Happiness is an inside job.  The only way happiness can be achieved is to remove the blocks that we ourselves create against it.  During the holidays, we often spend more time with family and that can present a wonderful opportunity to review our feelings’ list.  Old feelings we didn’t even know we had might come up.  What a surprise!  Our long-term memory can be a storage bin for old stuff that is reactivated as our holiday plans take place and we think about people, places and situations of the past.

Recently, a friend defined our four basic feelings in such a simple way that we all took note.  She said:  Anger is the feeling I get when I am not getting my way today.  Resentment is the feeling I get when I didn’t get my way yesterday.  Fear is the feeling I get when I think I won’t get my way tomorrow.  And depression is the feeling I get when I think that I never get my way!

When old ideas and the emotions they generate come to the surface, we have the tools to change them.  All we really need to do is change our thoughts. After all, it is only a thought and a thought can be changed. The good news is, a good feeling follows a good thought.  When we change our attitude about a person, place or situation, we reap the reward.  Who wouldn’t rather feel peaceful, joyous and happy than resentful, fearful and sad?  Sometimes we can simply say: bless him/her, change me.  Then pray for all the good things you can think of for that person. (Let’s face it, most of our old stuff falls into the category of resentments.)

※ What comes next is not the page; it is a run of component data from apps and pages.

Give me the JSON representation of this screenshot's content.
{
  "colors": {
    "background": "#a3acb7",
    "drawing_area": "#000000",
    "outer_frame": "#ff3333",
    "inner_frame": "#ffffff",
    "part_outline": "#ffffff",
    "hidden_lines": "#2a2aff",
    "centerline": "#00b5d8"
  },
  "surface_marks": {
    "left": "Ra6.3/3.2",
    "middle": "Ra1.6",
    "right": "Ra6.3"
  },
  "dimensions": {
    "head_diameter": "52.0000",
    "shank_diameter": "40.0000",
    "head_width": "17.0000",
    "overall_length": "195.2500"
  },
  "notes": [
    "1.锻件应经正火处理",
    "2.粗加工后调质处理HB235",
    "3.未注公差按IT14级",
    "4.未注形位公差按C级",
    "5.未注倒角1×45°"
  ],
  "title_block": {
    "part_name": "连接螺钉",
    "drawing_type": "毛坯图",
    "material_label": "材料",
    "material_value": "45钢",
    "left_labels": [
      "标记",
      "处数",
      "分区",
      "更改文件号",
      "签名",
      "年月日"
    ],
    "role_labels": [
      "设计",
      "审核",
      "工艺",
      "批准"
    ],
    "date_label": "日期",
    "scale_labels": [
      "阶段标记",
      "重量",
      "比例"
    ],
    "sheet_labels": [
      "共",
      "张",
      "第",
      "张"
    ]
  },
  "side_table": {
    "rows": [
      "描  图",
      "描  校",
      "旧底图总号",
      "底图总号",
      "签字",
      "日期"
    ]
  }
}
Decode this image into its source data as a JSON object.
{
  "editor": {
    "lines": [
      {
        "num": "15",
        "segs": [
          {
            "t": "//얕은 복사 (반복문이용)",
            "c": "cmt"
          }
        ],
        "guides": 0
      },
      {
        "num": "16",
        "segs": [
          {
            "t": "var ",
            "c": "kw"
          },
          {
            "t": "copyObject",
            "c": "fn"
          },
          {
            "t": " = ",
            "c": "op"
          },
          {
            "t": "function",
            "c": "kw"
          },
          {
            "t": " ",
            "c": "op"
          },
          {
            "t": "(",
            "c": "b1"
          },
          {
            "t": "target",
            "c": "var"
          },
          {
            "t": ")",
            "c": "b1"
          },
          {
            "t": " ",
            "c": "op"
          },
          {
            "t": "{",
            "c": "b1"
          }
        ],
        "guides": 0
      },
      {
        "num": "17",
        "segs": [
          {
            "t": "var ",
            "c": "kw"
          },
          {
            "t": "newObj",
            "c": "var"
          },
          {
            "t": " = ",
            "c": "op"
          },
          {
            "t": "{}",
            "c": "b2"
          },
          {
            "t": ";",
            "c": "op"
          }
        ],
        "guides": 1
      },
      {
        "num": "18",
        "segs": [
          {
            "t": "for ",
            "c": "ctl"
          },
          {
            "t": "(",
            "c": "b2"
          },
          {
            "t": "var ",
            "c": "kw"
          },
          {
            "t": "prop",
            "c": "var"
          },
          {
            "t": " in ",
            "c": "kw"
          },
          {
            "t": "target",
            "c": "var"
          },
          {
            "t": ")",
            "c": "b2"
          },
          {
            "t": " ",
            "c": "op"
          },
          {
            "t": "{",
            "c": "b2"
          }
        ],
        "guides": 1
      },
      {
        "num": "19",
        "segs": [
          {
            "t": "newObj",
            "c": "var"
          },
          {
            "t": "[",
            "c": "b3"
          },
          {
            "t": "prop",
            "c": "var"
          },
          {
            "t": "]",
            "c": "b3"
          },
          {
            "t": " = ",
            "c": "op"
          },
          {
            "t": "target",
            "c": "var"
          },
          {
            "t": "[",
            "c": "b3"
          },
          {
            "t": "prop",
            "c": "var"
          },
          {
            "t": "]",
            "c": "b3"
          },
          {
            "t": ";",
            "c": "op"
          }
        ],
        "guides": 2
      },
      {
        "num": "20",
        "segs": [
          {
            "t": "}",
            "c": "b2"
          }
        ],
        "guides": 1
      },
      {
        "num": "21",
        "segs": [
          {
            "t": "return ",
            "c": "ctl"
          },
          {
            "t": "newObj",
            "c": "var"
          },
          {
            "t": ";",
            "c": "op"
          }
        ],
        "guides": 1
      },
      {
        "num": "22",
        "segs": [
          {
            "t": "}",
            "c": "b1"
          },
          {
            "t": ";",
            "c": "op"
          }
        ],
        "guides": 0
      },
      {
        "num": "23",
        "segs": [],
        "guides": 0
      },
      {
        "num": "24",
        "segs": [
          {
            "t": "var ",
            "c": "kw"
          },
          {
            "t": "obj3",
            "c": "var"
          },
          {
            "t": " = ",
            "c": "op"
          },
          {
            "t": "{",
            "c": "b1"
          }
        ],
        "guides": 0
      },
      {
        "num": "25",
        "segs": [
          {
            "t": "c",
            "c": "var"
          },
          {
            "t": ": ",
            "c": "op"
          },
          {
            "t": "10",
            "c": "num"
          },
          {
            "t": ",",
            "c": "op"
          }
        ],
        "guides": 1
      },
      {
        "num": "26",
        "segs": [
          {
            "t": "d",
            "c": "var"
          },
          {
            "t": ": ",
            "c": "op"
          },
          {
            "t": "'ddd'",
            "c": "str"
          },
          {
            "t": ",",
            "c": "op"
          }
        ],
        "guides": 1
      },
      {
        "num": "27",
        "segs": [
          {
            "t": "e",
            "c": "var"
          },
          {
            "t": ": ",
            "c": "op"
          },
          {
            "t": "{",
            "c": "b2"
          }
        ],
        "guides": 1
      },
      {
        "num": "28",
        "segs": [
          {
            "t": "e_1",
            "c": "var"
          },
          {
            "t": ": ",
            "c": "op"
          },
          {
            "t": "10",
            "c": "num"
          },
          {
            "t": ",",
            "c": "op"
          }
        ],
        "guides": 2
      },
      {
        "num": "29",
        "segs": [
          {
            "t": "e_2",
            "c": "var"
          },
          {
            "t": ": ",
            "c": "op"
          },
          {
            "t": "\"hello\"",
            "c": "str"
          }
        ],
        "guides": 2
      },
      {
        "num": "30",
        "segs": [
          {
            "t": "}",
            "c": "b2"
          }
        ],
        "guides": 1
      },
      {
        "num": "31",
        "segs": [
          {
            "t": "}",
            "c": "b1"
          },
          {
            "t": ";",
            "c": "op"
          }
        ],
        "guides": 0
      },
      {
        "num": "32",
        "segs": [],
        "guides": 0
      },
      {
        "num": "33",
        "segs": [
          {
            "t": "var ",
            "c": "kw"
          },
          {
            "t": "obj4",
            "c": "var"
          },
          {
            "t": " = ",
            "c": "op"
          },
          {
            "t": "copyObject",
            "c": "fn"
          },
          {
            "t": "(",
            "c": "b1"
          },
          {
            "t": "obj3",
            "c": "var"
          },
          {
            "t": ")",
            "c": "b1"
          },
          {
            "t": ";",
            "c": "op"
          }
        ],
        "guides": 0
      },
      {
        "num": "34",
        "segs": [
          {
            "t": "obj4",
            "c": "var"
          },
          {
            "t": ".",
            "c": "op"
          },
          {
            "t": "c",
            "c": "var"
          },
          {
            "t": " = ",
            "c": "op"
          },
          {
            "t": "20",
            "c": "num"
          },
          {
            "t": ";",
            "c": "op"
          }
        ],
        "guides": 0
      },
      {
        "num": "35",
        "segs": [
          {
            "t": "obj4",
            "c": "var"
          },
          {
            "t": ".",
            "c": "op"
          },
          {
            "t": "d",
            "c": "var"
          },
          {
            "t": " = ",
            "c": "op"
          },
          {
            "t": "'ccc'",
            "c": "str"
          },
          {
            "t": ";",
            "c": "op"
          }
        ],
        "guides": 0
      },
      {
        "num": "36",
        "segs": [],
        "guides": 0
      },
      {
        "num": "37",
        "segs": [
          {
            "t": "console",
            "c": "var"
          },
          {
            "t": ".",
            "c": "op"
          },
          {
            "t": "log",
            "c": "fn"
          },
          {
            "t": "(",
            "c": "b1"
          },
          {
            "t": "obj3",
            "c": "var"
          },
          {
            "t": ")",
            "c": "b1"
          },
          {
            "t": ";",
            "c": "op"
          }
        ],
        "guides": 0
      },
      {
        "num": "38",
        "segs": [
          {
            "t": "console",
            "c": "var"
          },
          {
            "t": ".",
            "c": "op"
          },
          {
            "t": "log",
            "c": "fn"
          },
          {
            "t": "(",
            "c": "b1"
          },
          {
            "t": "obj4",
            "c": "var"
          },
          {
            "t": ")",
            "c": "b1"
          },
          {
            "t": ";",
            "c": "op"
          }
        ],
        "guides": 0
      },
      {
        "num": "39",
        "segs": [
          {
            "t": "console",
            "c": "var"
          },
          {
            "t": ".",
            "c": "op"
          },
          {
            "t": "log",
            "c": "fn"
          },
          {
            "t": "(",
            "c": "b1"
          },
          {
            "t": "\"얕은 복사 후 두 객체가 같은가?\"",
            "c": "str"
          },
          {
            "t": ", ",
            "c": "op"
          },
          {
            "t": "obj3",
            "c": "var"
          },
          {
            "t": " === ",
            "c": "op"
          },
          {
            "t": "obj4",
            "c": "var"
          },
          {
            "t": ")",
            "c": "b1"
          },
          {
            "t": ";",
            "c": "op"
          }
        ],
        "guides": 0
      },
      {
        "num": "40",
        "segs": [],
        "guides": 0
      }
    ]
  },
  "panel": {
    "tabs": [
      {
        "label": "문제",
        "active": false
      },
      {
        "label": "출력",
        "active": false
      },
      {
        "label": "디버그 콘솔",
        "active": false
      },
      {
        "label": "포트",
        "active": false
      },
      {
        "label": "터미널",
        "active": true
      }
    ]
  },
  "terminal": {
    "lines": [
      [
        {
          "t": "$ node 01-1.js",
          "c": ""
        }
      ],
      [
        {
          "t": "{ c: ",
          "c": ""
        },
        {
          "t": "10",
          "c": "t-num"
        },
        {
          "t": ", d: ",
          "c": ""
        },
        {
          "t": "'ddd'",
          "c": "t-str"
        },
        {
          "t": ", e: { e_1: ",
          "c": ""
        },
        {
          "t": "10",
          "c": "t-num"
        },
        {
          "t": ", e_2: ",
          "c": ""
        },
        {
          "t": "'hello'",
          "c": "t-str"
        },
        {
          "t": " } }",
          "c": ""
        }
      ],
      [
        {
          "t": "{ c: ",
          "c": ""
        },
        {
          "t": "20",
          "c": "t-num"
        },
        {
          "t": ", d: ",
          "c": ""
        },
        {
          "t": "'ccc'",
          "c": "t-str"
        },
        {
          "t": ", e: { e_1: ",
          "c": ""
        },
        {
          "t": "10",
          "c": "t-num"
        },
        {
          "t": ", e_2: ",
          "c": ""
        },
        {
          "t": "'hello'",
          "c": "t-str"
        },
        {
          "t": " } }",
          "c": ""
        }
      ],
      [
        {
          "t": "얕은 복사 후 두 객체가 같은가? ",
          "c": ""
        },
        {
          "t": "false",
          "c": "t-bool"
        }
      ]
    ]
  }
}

In one of the stories in the AA big book, the author shows us the way to be free of resentments.  She says: “In my prayers that morning I asked God to point out to me some way to be free of this resentment. During the day a friend of mine brought me some magazines to take to a hospital group I was interested in, and I looked through them and a “banner” across the front of one featured an article by a prominent clergyman in which I caught the word ‘resentment.’”

He said, in effect: ‘If you have a resentment you want to be free of, if you will pray for the person or the thing that you resent, you will be free. If you will ask in prayer for everything you want for yourself to be given to them, you will be free. Ask for their health, their prosperity, their happiness, and you will be free. Even when you don’t really want it for them, and your prayers are only words and you don’t mean it, go ahead and do it anyway. Do it every day for two weeks and you will find you have come to mean it and to want it for them, and you will realize that where you used to feel bitterness and resentment and hatred, you now feel compassionate understanding and love.’

It worked for me then, and it has worked for me many times since, and it will work for me every time I am willing to work it. Sometimes I have to ask first for the willingness, but it too always comes. And be-cause it works for me, it will work for all of us.”  Alcoholics Anonymous (Fourth Edition) pp 561-562. 

It seems to me, to follow this formula, we could identify our resentments, pray for two weeks for the persons we resent and that would take us right through the holidays.  In fact, we could just go ahead and pray right up until New Years day.  What a good ending to our year and what a good beginning for 2015.

Wishing you all a happy, healthy, holiday season and the best New Year ever.

 

 

 

Holiday Recipe: Cranberry Relish

abstinent cranberry relishThis cranberry relish is so good with turkey for breakfast and metabolic.

Ingredients:

1 package of raw cranberries

1 navel orange

1 cup of drained crushed pineapple

Preparation:

Wash and drain 1 package of raw cranberries
Wash and halve 1 navel orange
Put orange half (with rind) and package of cranberries in food processor
Pulse until the berries and orange are the consistency of relish
Stir in 1 cup of drained crushed pineapple

Six ounces equals one fruit serving